Clouds are often depicted as fluffy, billowing entities in children’s drawings and even in modern works of art. However, usually not drawn by crayon or paint is the base of the cloud, which is often flat in comparison to the sides and top. This phenomenon is often missed simply because it is difficult to see a flat cloud base directly overhead from the ground, where people typically observe them from.
How Clouds Form
Clouds form in our atmosphere when gaseous water vapor in the air is condensed into liquid, similar to a glass filled with ice water on a hot day; the outside of the glass is dry initially, but soon fogs up and begins to bead with water. Barring that the glass has a leak, this liquid water must come from the water vapor in the air. In fact, about 1% of the total atmosphere is water vapor, but this amount is highly variable from area to area.
When a parcel of air is lifted by some method, the temperature begins to drop, since air pressure lowers as the parcel ascends. This process is called adiabatic cooling, since there is no actual heat being added or taken away. Cooler air has the capacity to hold less water vapor than warmer air, and in order to adhere to this limit, water condenses into its liquid form as it is lifted, thus forming cloud droplets.
You’ll see this happen frequently when you open your freezer door on a muggy day. Cold air comes rushing out, coming into contact with the warmer air in the kitchen, and the water vapor in the warmer air forms a short-lived hazy cloud.
This process continues more and more as the air parcel is lifted higher and higher, creating the larger clouds we see in the sky, and is actually visible if you look carefully in a very unstable environment where strong lift is present, like the beginning of a thunderstorm. Other processes are also at work in aiding cloud growth, but are far more complex on the microscale.
Lifting Condensation Level
So why are cloud bases flat then, especially given the strong upper level flow and turbulence present in the atmosphere? Well, as the air rises, it reaches a level where the air parcel has been cooled adiabatically enough to condense water. This level is called the Lifting Condensation Level, also referred to as Lifted Condensation, or LCL for short. It is a level or altitude in the atmosphere where a parcel of air begins to condense liquid water because the temperature and dewpoint equal each other; when the relative humidity is 100%. The air parcel cannot hold any more gaseous water vapor, so some must leave as liquid water.
Here, a parcel of air is lifted by moving up a mountain slope, a process called orographic lift.
Examples of cumulus clouds with flat bases
No air parcels below this level will condense water, since they have not cooled sufficiently, so we cannot see any clouds begin to form. As a result, clouds only condense after an air parcel reaches this level, forming flat cloud bases. LCLs vary in height, but on the scale that we see them, they appear fairly uniform across a large area. The billowing sides and tops can now be easily explained. Since those areas of the cloud are well past the LCL, they are free to condense in any direction they want.
Clouds without flat bases

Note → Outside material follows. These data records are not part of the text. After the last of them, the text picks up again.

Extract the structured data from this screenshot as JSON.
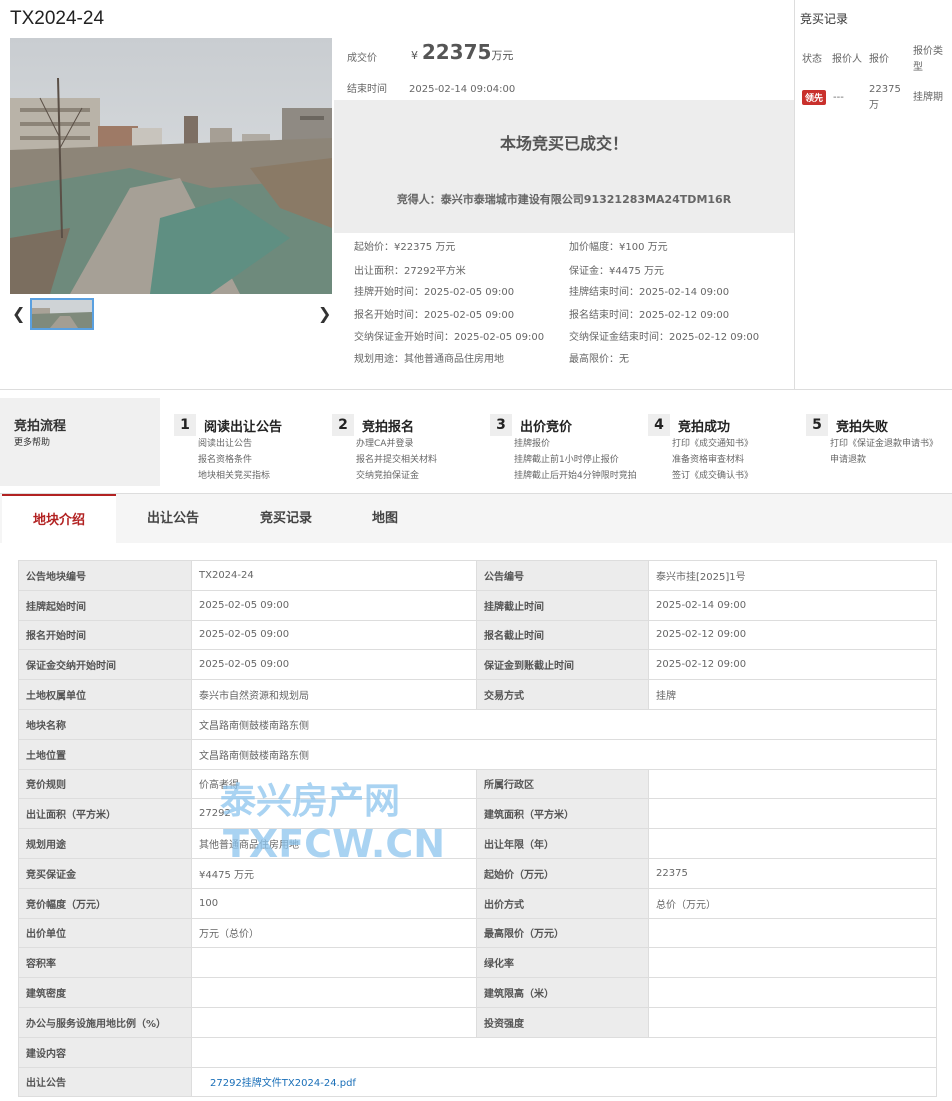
{
  "lot": {
    "title": "TX2024-24"
  },
  "deal": {
    "price_label": "成交价",
    "currency": "¥",
    "price": "22375",
    "unit": "万元",
    "end_label": "结束时间",
    "end_time": "2025-02-14 09:04:00",
    "done_title": "本场竞买已成交！",
    "winner": "竞得人：泰兴市泰瑞城市建设有限公司91321283MA24TDM16R"
  },
  "details": {
    "start_price": {
      "label": "起始价：",
      "value": "¥22375 万元"
    },
    "increment": {
      "label": "加价幅度：",
      "value": "¥100 万元"
    },
    "area": {
      "label": "出让面积：",
      "value": "27292平方米"
    },
    "deposit": {
      "label": "保证金：",
      "value": "¥4475 万元"
    },
    "listing_start": {
      "label": "挂牌开始时间：",
      "value": "2025-02-05 09:00"
    },
    "listing_end": {
      "label": "挂牌结束时间：",
      "value": "2025-02-14 09:00"
    },
    "signup_start": {
      "label": "报名开始时间：",
      "value": "2025-02-05 09:00"
    },
    "signup_end": {
      "label": "报名结束时间：",
      "value": "2025-02-12 09:00"
    },
    "deposit_start": {
      "label": "交纳保证金开始时间：",
      "value": "2025-02-05 09:00"
    },
    "deposit_end": {
      "label": "交纳保证金结束时间：",
      "value": "2025-02-12 09:00"
    },
    "usage": {
      "label": "规划用途：",
      "value": "其他普通商品住房用地"
    },
    "max_price": {
      "label": "最高限价：",
      "value": "无"
    }
  },
  "bid_record": {
    "title": "竞买记录",
    "headers": [
      "状态",
      "报价人",
      "报价",
      "报价类型"
    ],
    "row": {
      "status": "领先",
      "bidder": "---",
      "price": "22375万",
      "type": "挂牌期"
    }
  },
  "flow": {
    "title": "竞拍流程",
    "help": "更多帮助",
    "steps": [
      {
        "num": "1",
        "title": "阅读出让公告",
        "items": [
          "阅读出让公告",
          "报名资格条件",
          "地块相关竞买指标"
        ]
      },
      {
        "num": "2",
        "title": "竞拍报名",
        "items": [
          "办理CA并登录",
          "报名并提交相关材料",
          "交纳竞拍保证金"
        ]
      },
      {
        "num": "3",
        "title": "出价竞价",
        "items": [
          "挂牌报价",
          "挂牌截止前1小时停止报价",
          "挂牌截止后开始4分钟限时竞拍"
        ]
      },
      {
        "num": "4",
        "title": "竞拍成功",
        "items": [
          "打印《成交通知书》",
          "准备资格审查材料",
          "签订《成交确认书》"
        ]
      },
      {
        "num": "5",
        "title": "竞拍失败",
        "items": [
          "打印《保证金退款申请书》",
          "申请退款"
        ]
      }
    ]
  },
  "tabs": [
    "地块介绍",
    "出让公告",
    "竞买记录",
    "地图"
  ],
  "table": [
    [
      "公告地块编号",
      "TX2024-24",
      "公告编号",
      "泰兴市挂[2025]1号"
    ],
    [
      "挂牌起始时间",
      "2025-02-05 09:00",
      "挂牌截止时间",
      "2025-02-14 09:00"
    ],
    [
      "报名开始时间",
      "2025-02-05 09:00",
      "报名截止时间",
      "2025-02-12 09:00"
    ],
    [
      "保证金交纳开始时间",
      "2025-02-05 09:00",
      "保证金到账截止时间",
      "2025-02-12 09:00"
    ],
    [
      "土地权属单位",
      "泰兴市自然资源和规划局",
      "交易方式",
      "挂牌"
    ],
    [
      "地块名称",
      "文昌路南侧鼓楼南路东侧"
    ],
    [
      "土地位置",
      "文昌路南侧鼓楼南路东侧"
    ],
    [
      "竞价规则",
      "价高者得",
      "所属行政区",
      ""
    ],
    [
      "出让面积（平方米）",
      "27292",
      "建筑面积（平方米）",
      ""
    ],
    [
      "规划用途",
      "其他普通商品住房用地",
      "出让年限（年）",
      ""
    ],
    [
      "竞买保证金",
      "¥4475 万元",
      "起始价（万元）",
      "22375"
    ],
    [
      "竞价幅度（万元）",
      "100",
      "出价方式",
      "总价（万元）"
    ],
    [
      "出价单位",
      "万元（总价）",
      "最高限价（万元）",
      ""
    ],
    [
      "容积率",
      "",
      "绿化率",
      ""
    ],
    [
      "建筑密度",
      "",
      "建筑限高（米）",
      ""
    ],
    [
      "办公与服务设施用地比例（%）",
      "",
      "投资强度",
      ""
    ],
    [
      "建设内容",
      ""
    ],
    [
      "出让公告",
      "27292挂牌文件TX2024-24.pdf"
    ]
  ],
  "watermark": {
    "line1": "泰兴房产网",
    "line2": "TXFCW.CN"
  },
  "colors": {
    "accent": "#b22222",
    "badge": "#c9302c",
    "link": "#1a6fb8",
    "panel": "#ededed"
  }
}
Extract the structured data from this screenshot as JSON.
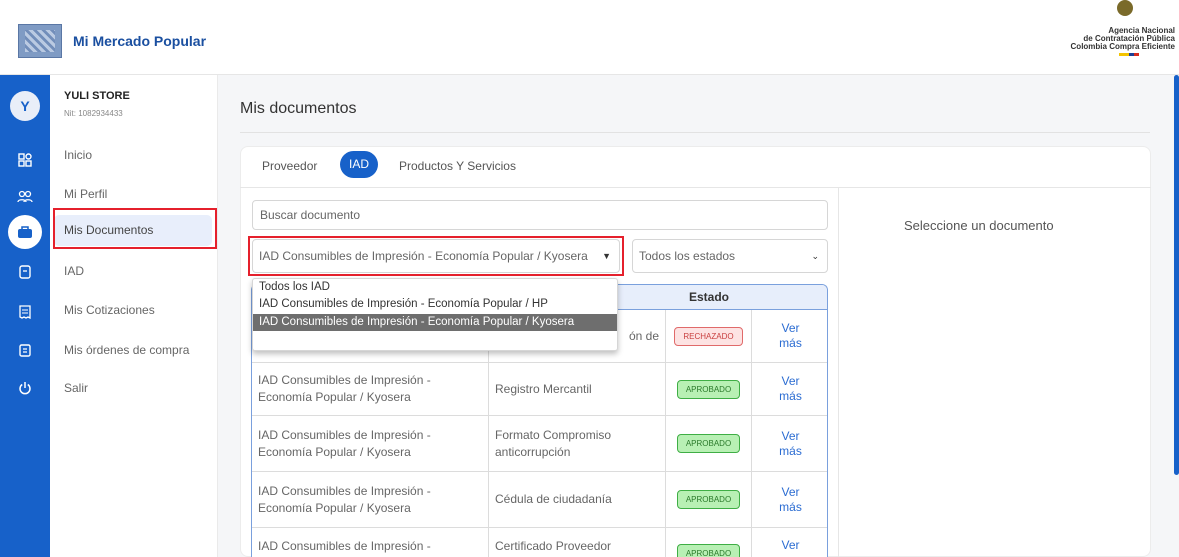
{
  "header": {
    "app_name": "Mi Mercado Popular",
    "agency_line1": "Agencia Nacional",
    "agency_line2": "de Contratación Pública",
    "agency_line3": "Colombia Compra Eficiente"
  },
  "rail": {
    "avatar_letter": "Y",
    "icons": [
      "grid-icon",
      "users-icon",
      "briefcase-icon",
      "document-icon",
      "receipt-icon",
      "clipboard-icon",
      "power-icon"
    ]
  },
  "sidebar": {
    "store_name": "YULI STORE",
    "store_nit": "Nit: 1082934433",
    "items": [
      {
        "label": "Inicio"
      },
      {
        "label": "Mi Perfil"
      },
      {
        "label": "Mis Documentos"
      },
      {
        "label": "IAD"
      },
      {
        "label": "Mis Cotizaciones"
      },
      {
        "label": "Mis órdenes de compra"
      },
      {
        "label": "Salir"
      }
    ],
    "active_index": 2
  },
  "main": {
    "title": "Mis documentos",
    "tabs": [
      {
        "label": "Proveedor"
      },
      {
        "label": "IAD"
      },
      {
        "label": "Productos Y Servicios"
      }
    ],
    "active_tab": 1,
    "search_placeholder": "Buscar documento",
    "iad_select_value": "IAD Consumibles de Impresión - Economía Popular / Kyosera",
    "state_select_value": "Todos los estados",
    "dropdown_options": [
      "Todos los IAD",
      "IAD Consumibles de Impresión - Economía Popular / HP",
      "IAD Consumibles de Impresión - Economía Popular / Kyosera"
    ],
    "dropdown_selected_index": 2,
    "empty_message": "Seleccione un documento"
  },
  "table": {
    "headers": [
      "",
      "",
      "Estado",
      ""
    ],
    "rows": [
      {
        "iad": "",
        "document": "ón de",
        "status": "RECHAZADO",
        "status_type": "rejected",
        "action": "Ver más"
      },
      {
        "iad": "IAD Consumibles de Impresión - Economía Popular / Kyosera",
        "document": "Registro Mercantil",
        "status": "APROBADO",
        "status_type": "approved",
        "action": "Ver más"
      },
      {
        "iad": "IAD Consumibles de Impresión - Economía Popular / Kyosera",
        "document": "Formato Compromiso anticorrupción",
        "status": "APROBADO",
        "status_type": "approved",
        "action": "Ver más"
      },
      {
        "iad": "IAD Consumibles de Impresión - Economía Popular / Kyosera",
        "document": "Cédula de ciudadanía",
        "status": "APROBADO",
        "status_type": "approved",
        "action": "Ver más"
      },
      {
        "iad": "IAD Consumibles de Impresión -",
        "document": "Certificado Proveedor",
        "status": "APROBADO",
        "status_type": "approved",
        "action": "Ver"
      }
    ]
  },
  "colors": {
    "brand_blue": "#1761c9",
    "highlight_red": "#e5202c",
    "approved_green": "#b8f0b4",
    "rejected_red": "#fde3e3"
  }
}
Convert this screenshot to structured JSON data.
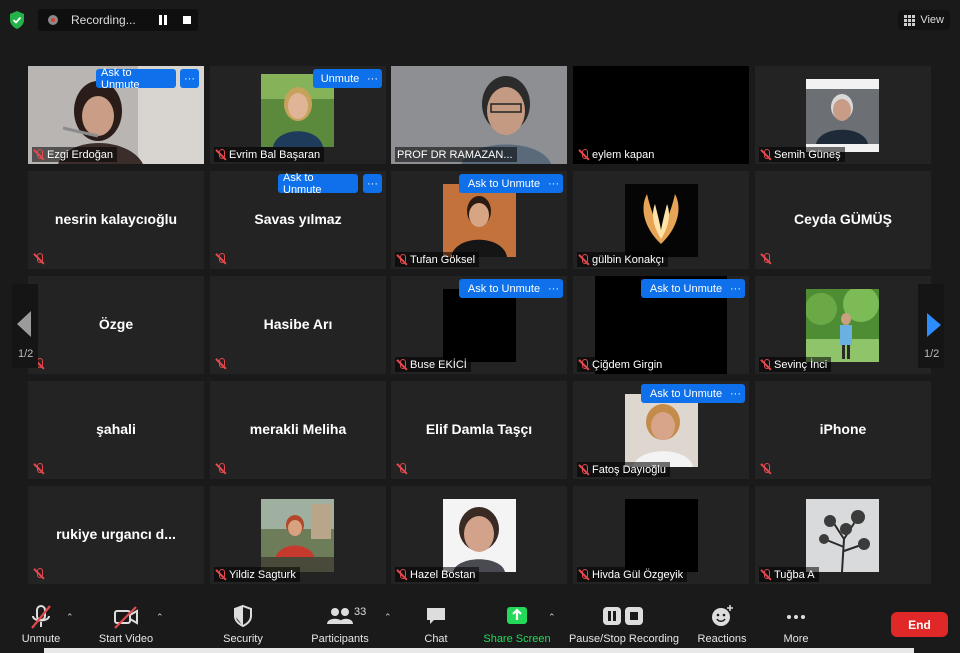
{
  "topbar": {
    "recording_label": "Recording...",
    "view_label": "View"
  },
  "pager": {
    "left": "1/2",
    "right": "1/2"
  },
  "tiles": [
    {
      "name": "Ezgi Erdoğan",
      "button": "Ask to Unmute"
    },
    {
      "name": "Evrim Bal Başaran",
      "button": "Unmute"
    },
    {
      "name": "PROF DR RAMAZAN..."
    },
    {
      "name": "eylem kapan"
    },
    {
      "name": "Semih Güneş"
    },
    {
      "name": "nesrin kalaycıoğlu"
    },
    {
      "name": "Savas yılmaz",
      "button": "Ask to Unmute"
    },
    {
      "name": "Tufan Göksel",
      "button": "Ask to Unmute"
    },
    {
      "name": "gülbin Konakçı"
    },
    {
      "name": "Ceyda GÜMÜŞ"
    },
    {
      "name": "Özge"
    },
    {
      "name": "Hasibe Arı"
    },
    {
      "name": "Buse EKİCİ",
      "button": "Ask to Unmute"
    },
    {
      "name": "Çiğdem Girgin",
      "button": "Ask to Unmute"
    },
    {
      "name": "Sevinç İnci"
    },
    {
      "name": "şahali"
    },
    {
      "name": "merakli Meliha"
    },
    {
      "name": "Elif Damla Taşçı"
    },
    {
      "name": "Fatoş Dayıoğlu",
      "button": "Ask to Unmute"
    },
    {
      "name": "iPhone"
    },
    {
      "name": "rukiye urgancı d..."
    },
    {
      "name": "Yildiz Sagturk"
    },
    {
      "name": "Hazel Bostan"
    },
    {
      "name": "Hivda Gül Özgeyik"
    },
    {
      "name": "Tuğba A"
    }
  ],
  "more_label": "···",
  "toolbar": {
    "unmute": "Unmute",
    "start_video": "Start Video",
    "security": "Security",
    "participants": "Participants",
    "participants_count": "33",
    "chat": "Chat",
    "share_screen": "Share Screen",
    "pause_stop_recording": "Pause/Stop Recording",
    "reactions": "Reactions",
    "more": "More",
    "end": "End"
  },
  "colors": {
    "accent_blue": "#0e71eb",
    "active_speaker": "#c7e15e",
    "share_green": "#23d959",
    "end_red": "#e02828",
    "muted_red": "#e5484d"
  }
}
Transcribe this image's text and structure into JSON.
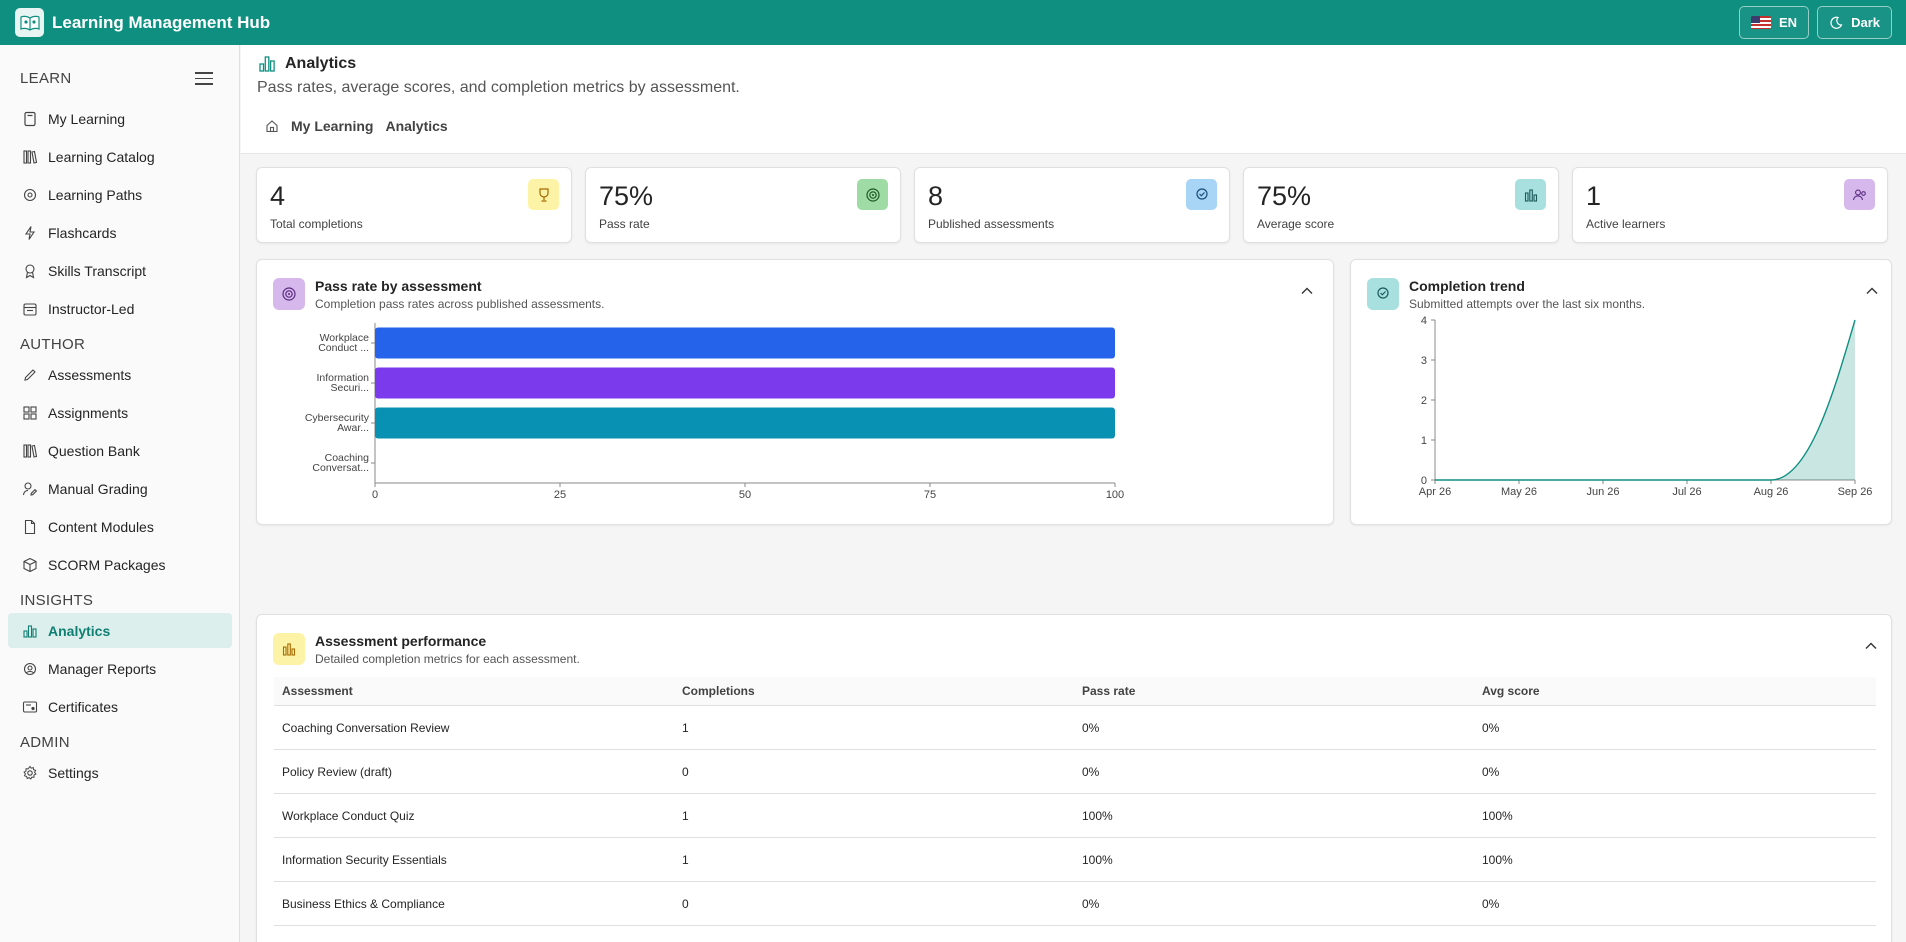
{
  "app": {
    "title": "Learning Management Hub"
  },
  "topbar": {
    "language_label": "EN",
    "theme_label": "Dark"
  },
  "sidebar": {
    "sections": [
      {
        "label": "LEARN",
        "items": [
          "My Learning",
          "Learning Catalog",
          "Learning Paths",
          "Flashcards",
          "Skills Transcript",
          "Instructor-Led"
        ]
      },
      {
        "label": "AUTHOR",
        "items": [
          "Assessments",
          "Assignments",
          "Question Bank",
          "Manual Grading",
          "Content Modules",
          "SCORM Packages"
        ]
      },
      {
        "label": "INSIGHTS",
        "items": [
          "Analytics",
          "Manager Reports",
          "Certificates"
        ]
      },
      {
        "label": "ADMIN",
        "items": [
          "Settings"
        ]
      }
    ],
    "active_item": "Analytics"
  },
  "page": {
    "title": "Analytics",
    "subtitle": "Pass rates, average scores, and completion metrics by assessment.",
    "breadcrumb": [
      "My Learning",
      "Analytics"
    ]
  },
  "kpis": [
    {
      "value": "4",
      "label": "Total completions",
      "icon": "trophy-icon",
      "color": "#fdf3a6"
    },
    {
      "value": "75%",
      "label": "Pass rate",
      "icon": "target-icon",
      "color": "#9fdca5"
    },
    {
      "value": "8",
      "label": "Published assessments",
      "icon": "badge-icon",
      "color": "#a8d4f5"
    },
    {
      "value": "75%",
      "label": "Average score",
      "icon": "bar-chart-icon",
      "color": "#a7e0df"
    },
    {
      "value": "1",
      "label": "Active learners",
      "icon": "people-icon",
      "color": "#d6b8ec"
    }
  ],
  "pass_rate_card": {
    "title": "Pass rate by assessment",
    "subtitle": "Completion pass rates across published assessments."
  },
  "trend_card": {
    "title": "Completion trend",
    "subtitle": "Submitted attempts over the last six months."
  },
  "performance_card": {
    "title": "Assessment performance",
    "subtitle": "Detailed completion metrics for each assessment.",
    "columns": [
      "Assessment",
      "Completions",
      "Pass rate",
      "Avg score"
    ],
    "rows": [
      [
        "Coaching Conversation Review",
        "1",
        "0%",
        "0%"
      ],
      [
        "Policy Review (draft)",
        "0",
        "0%",
        "0%"
      ],
      [
        "Workplace Conduct Quiz",
        "1",
        "100%",
        "100%"
      ],
      [
        "Information Security Essentials",
        "1",
        "100%",
        "100%"
      ],
      [
        "Business Ethics & Compliance",
        "0",
        "0%",
        "0%"
      ]
    ]
  },
  "chart_data": [
    {
      "type": "bar",
      "orientation": "horizontal",
      "categories": [
        [
          "Workplace",
          "Conduct ..."
        ],
        [
          "Information",
          "Securi..."
        ],
        [
          "Cybersecurity",
          "Awar..."
        ],
        [
          "Coaching",
          "Conversat..."
        ]
      ],
      "values": [
        100,
        100,
        100,
        0
      ],
      "colors": [
        "#2563eb",
        "#7c3aed",
        "#0891b2",
        "#0f8f80"
      ],
      "xlim": [
        0,
        100
      ],
      "xticks": [
        "0",
        "25",
        "50",
        "75",
        "100"
      ],
      "grid": false
    },
    {
      "type": "area",
      "x": [
        "Apr 26",
        "May 26",
        "Jun 26",
        "Jul 26",
        "Aug 26",
        "Sep 26"
      ],
      "y": [
        0,
        0,
        0,
        0,
        0,
        4
      ],
      "ylim": [
        0,
        4
      ],
      "yticks": [
        "0",
        "1",
        "2",
        "3",
        "4"
      ],
      "color": "#0f8f80",
      "grid": false
    }
  ]
}
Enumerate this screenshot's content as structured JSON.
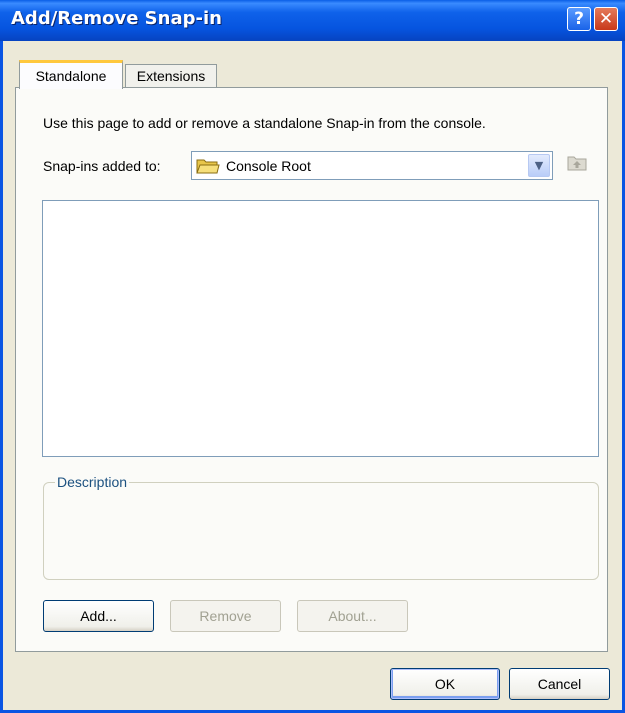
{
  "window": {
    "title": "Add/Remove Snap-in",
    "help_glyph": "?",
    "close_glyph": "✕"
  },
  "tabs": [
    {
      "label": "Standalone",
      "selected": true
    },
    {
      "label": "Extensions",
      "selected": false
    }
  ],
  "standalone": {
    "instructions": "Use this page to add or remove a standalone Snap-in from the console.",
    "snapins_label": "Snap-ins added to:",
    "snapins_combo": {
      "value": "Console Root",
      "icon": "folder-icon"
    },
    "up_folder_icon": "up-one-level-icon",
    "snapins_list": [],
    "description": {
      "legend": "Description",
      "text": ""
    },
    "buttons": {
      "add": {
        "label": "Add...",
        "enabled": true
      },
      "remove": {
        "label": "Remove",
        "enabled": false
      },
      "about": {
        "label": "About...",
        "enabled": false
      }
    }
  },
  "footer": {
    "ok_label": "OK",
    "cancel_label": "Cancel"
  },
  "colors": {
    "title_bar": "#0a55e3",
    "dialog_bg": "#ece9d8",
    "selected_tab_accent": "#ffc83c",
    "group_legend": "#1c5180",
    "close_button": "#c8381a"
  }
}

Of course, there are several exceptions when other factors are present. Clouds sometimes do not have flat bases. Examples like this are mammatus clouds, which are the udder-like bulges on the bottom of a cloud, usually seen during thunderstorm development. They occur when strong downdrafts are pushing down from within the cloud, heavy hydrometeors are falling, or from warming, sinking air. Another type of non-flat cloud base is virga, which occurs when precipitation falling from a cloud evaporates before it hits the ground, creating long strands that drape from the bottom of the cloud.
Mammatus (left) and Virga (right)
Why Clouds Float
Another interesting phenomenon is the reason why clouds float. Clouds are not above the laws of gravity; they experience the same downward acceleration we feel every day, the same acceleration that makes rain and snow fall. Yet we don’t see clouds falling to the ground every day. That's because clouds are not singular entities of mass.
Clouds are comprised of tiny water droplets, spread out for miles. Each droplet is subjected to the force of gravity, which can be expressed in terms of Newton’s second law, Force=mass*acceleration. The acceleration in this case is the gravitational constant, 9.8 m/s^2, directed towards the ground (this is effectively the weight of the droplet). The mass of a droplet is very, very small, so the resulting downward force on the drop is very, very small.
Take a look in your house as the sun comes in through a window. You will see tiny dust particles floating in the air each with their own individual movement. Small air currents that you can’t feel contribute to their erratic movement, keeping them from dropping straight down because they are stronger than the force of gravity on the dust. In the same way, turbulence and updrafts in the atmosphere keep individual cloud droplets from falling. However, once these droplets gain enough mass through the various cloud growth processes, gravity finally begins to win, and the larger droplets fall as rain.
By Michael Hansen, Student Volunteer